Andisiwe: Some clarity around the title of the series, namely, “No one wants a Black Woman with a mouth”.
Xongani: Do you think black people are telling enough black stories and how important is it that black people tell their own stories?
Andisiwe: I do not think so and if they are then they are telling them in the comfort of their privilege and not enough black people have access to such work. It is important to tell black people stories as it is to tell any other story. What is more important though is for black people to know that they can tell their stories and more so to believe that they can otherwise we will keep being staffed with what we supposedly want to hear and it being told by those with better tongues.
Vuyelwa: There are not very many spaces where the person authoring and being rewarded for telling their story is Black. It is important that we tell our own stories. The difficulty for me is always what is a ‘Black story’ are we talking about Black as context, as culture as derived from a particular experience of race and often class? Do we also speak about there being ‘white stories’, or have we coded those stories as ‘universal’?
Xongani: What are the major misconceptions about female poets in the poetry industry?
Vuyelwa: There is a particular softness that is expected then abhorred as emotional or too angry at times. However, my job is not always to operate within this awareness. If I am soft then I am soft, if I am angry, I am angry. I write from myself often as myself, I am not preoccupied with what I should be, more than I am with what I am becoming.
Xongani: Please share your process and experience in preparing for the showcase. Have you experienced any challenges in curating your set, and who are you working with?
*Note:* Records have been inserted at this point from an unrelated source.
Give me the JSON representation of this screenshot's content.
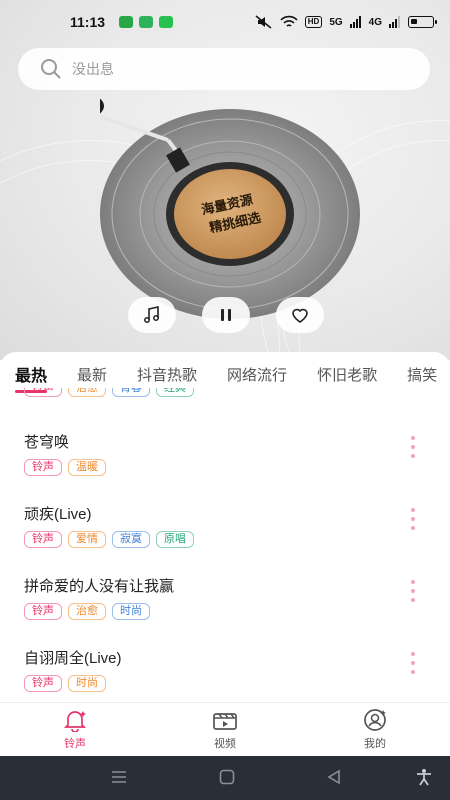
{
  "status_bar": {
    "time": "11:13",
    "hd_label": "HD",
    "signal_1": "5G",
    "signal_2": "4G"
  },
  "search": {
    "placeholder": "没出息"
  },
  "record": {
    "label_line1": "海量资源",
    "label_line2": "精挑细选"
  },
  "tabs": [
    {
      "label": "最热"
    },
    {
      "label": "最新"
    },
    {
      "label": "抖音热歌"
    },
    {
      "label": "网络流行"
    },
    {
      "label": "怀旧老歌"
    },
    {
      "label": "搞笑"
    }
  ],
  "partial_item": {
    "tags": [
      "铃声",
      "治愈",
      "青春",
      "经典"
    ]
  },
  "songs": [
    {
      "title": "苍穹唤",
      "tags": [
        "铃声",
        "温暖"
      ]
    },
    {
      "title": "顽疾(Live)",
      "tags": [
        "铃声",
        "爱情",
        "寂寞",
        "原唱"
      ]
    },
    {
      "title": "拼命爱的人没有让我赢",
      "tags": [
        "铃声",
        "治愈",
        "时尚"
      ]
    },
    {
      "title": "自诩周全(Live)",
      "tags": [
        "铃声",
        "时尚"
      ]
    }
  ],
  "bottom_nav": [
    {
      "label": "铃声",
      "icon": "bell-icon",
      "active": true
    },
    {
      "label": "视频",
      "icon": "video-icon",
      "active": false
    },
    {
      "label": "我的",
      "icon": "profile-icon",
      "active": false
    }
  ],
  "colors": {
    "accent": "#e8336a",
    "tag_pink": "#e8336a",
    "tag_orange": "#f08a2a",
    "tag_blue": "#3e7fd8",
    "tag_green": "#25a47a",
    "system_nav": "#2a2e37"
  }
}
Andisiwe: There were challenges but they were met with solutions or elimination because some challenges do not need to be tackled. We are working with a few Black women creatives – to be mentioned in the programme. The experience has not been smooth nor has it been unbearable.
Vuyelwa: Collaboration is difficult, but there is joy in learning to do things differently, to see another perspective. We have a choreographer- Lerato Matolodi and a director Zethu Dlomo who have assisted us greatly in directing and guiding our voice and story. If someone is to ask why you speak so much about women and not men, how would you respond to that?
“If I do not speak of myself, who will? Speaking and writing makes us alive, language acknowledges us. You want me to wait for you to make me alive? You want me to be quiet to not archive myself and the women around me so that you can act as if we were never alive? Not while I live love”
Xongani: As a poet, writer and performer, how much of your work is personal and how much of your work is through observation and listening to other people’s stories?
Andisiwe: As a performer the only personal thing (when it comes to work)is my body other than that everything else is informed by people and situations around me, whether real or imagined.
Vuyelwa: I write from myself often, but I also ask and observe. I am only one experience; I cannot fill entire poems all the time.
No One Wants a Black Woman With a Mouth will be showing this Saturday only, in the afternoon and the evening, at the Market Laboratory. Tickets cost R100.